He arrived at St Columban’s College, Navan in September 1944 and was ordained priest on 21 December 1950.
He was appointed initially to post-graduate studies at Loyola University, Chicago, where he was awarded a Master’s degree in Sociology. For the next two years, while awaiting a visa to Burma, he taught in St Columban’s College, Milton, MA.
As his visa was delayed, he received a new appointment to Peru in 1955: the Columban pioneers of that mission had arrived there in 1952. Over the next three years he worked in the Parish of San Martin de Porres and helped set up credit unions.
Out of the blue, in 1957 his visa to Burma arrived. He stayed in Lima until 1958 and arrived in Burma in October of that year.
Over the next eight years he served in the Bhamo area of Burma, acting as headmaster of St Columban’s High School, Banmaw. Under the military Government, in March 1966 the Ministry of Immigration requested all missionaries, except those who had arrived before Independence in 1948, to leave the country by the end of the year.
Eight younger Columbans, including Davy Wall, were expelled between May and December.
In 1967, Davy was reappointed to Peru and served as pastor of Santissimo Sacramento Parish up to 1972.
After a holiday in Ireland, he was assigned to further studies. From 1973-4, he studied for and gained an MA in Latin American Studies at UCLA, and from 1974-1978 a PhD in Sociology at Catholic University, Washington.
In 1979, he returned to Lima again and over the next 27 years served as pastor or curate in four different Columban parishes. He also taught pastoral theology in the Lima Faculty of Theology.
In 2004, he was asked to be Archivist of the region and organised and indexed the regional archives. Having celebrated his 80th birthday in 2007, he left Lima and returned to the Dalgan Retirement Home at the end of the year.
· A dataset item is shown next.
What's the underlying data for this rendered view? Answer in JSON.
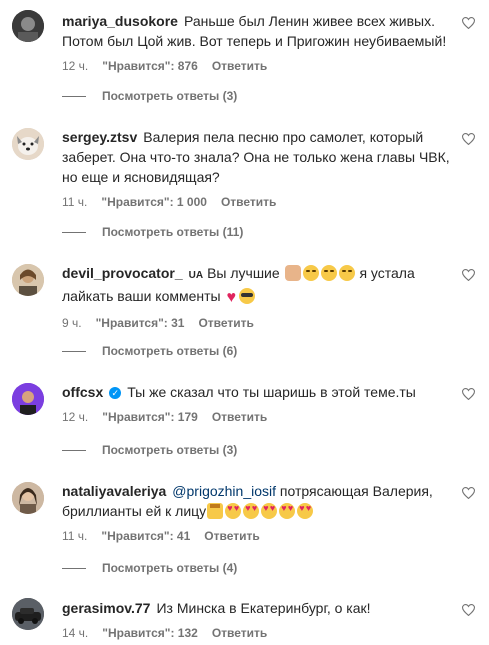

Even though he became increasingly deaf, Davy was mentally quite alert right to the end. He continued to follow events in Burma/Myanmar and in Latin America, and never ceased to be reader of all literature relevant to both places.
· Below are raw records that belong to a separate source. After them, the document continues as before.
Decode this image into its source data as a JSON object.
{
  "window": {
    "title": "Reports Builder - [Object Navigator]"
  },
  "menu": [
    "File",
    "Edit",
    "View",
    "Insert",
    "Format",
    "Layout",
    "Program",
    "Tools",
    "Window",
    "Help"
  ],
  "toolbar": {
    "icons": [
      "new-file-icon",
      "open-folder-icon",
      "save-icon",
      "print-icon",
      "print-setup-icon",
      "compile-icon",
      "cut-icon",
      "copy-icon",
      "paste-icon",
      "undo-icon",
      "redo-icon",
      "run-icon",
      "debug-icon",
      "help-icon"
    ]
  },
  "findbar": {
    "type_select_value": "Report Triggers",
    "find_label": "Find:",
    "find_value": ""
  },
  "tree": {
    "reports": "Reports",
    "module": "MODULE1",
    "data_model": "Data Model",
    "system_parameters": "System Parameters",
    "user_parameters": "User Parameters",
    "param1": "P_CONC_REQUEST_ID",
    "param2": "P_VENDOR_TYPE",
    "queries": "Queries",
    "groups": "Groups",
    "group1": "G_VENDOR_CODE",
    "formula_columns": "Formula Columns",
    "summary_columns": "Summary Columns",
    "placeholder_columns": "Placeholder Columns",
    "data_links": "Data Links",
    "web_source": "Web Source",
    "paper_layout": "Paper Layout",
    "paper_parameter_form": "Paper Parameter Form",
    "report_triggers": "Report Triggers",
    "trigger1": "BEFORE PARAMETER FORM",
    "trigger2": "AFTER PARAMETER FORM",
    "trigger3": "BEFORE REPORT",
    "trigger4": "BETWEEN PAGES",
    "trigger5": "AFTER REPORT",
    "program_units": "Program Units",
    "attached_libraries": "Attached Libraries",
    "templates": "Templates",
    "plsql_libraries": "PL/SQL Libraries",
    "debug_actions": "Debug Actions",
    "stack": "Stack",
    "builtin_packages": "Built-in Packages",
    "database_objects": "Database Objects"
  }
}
A quiet, gentle person, Davy was always courteous and grateful for the attention and service of the Retirement Home staff. He died peacefully on 25 October at St Mary’s Hospital, Navan.
May he rest in peace.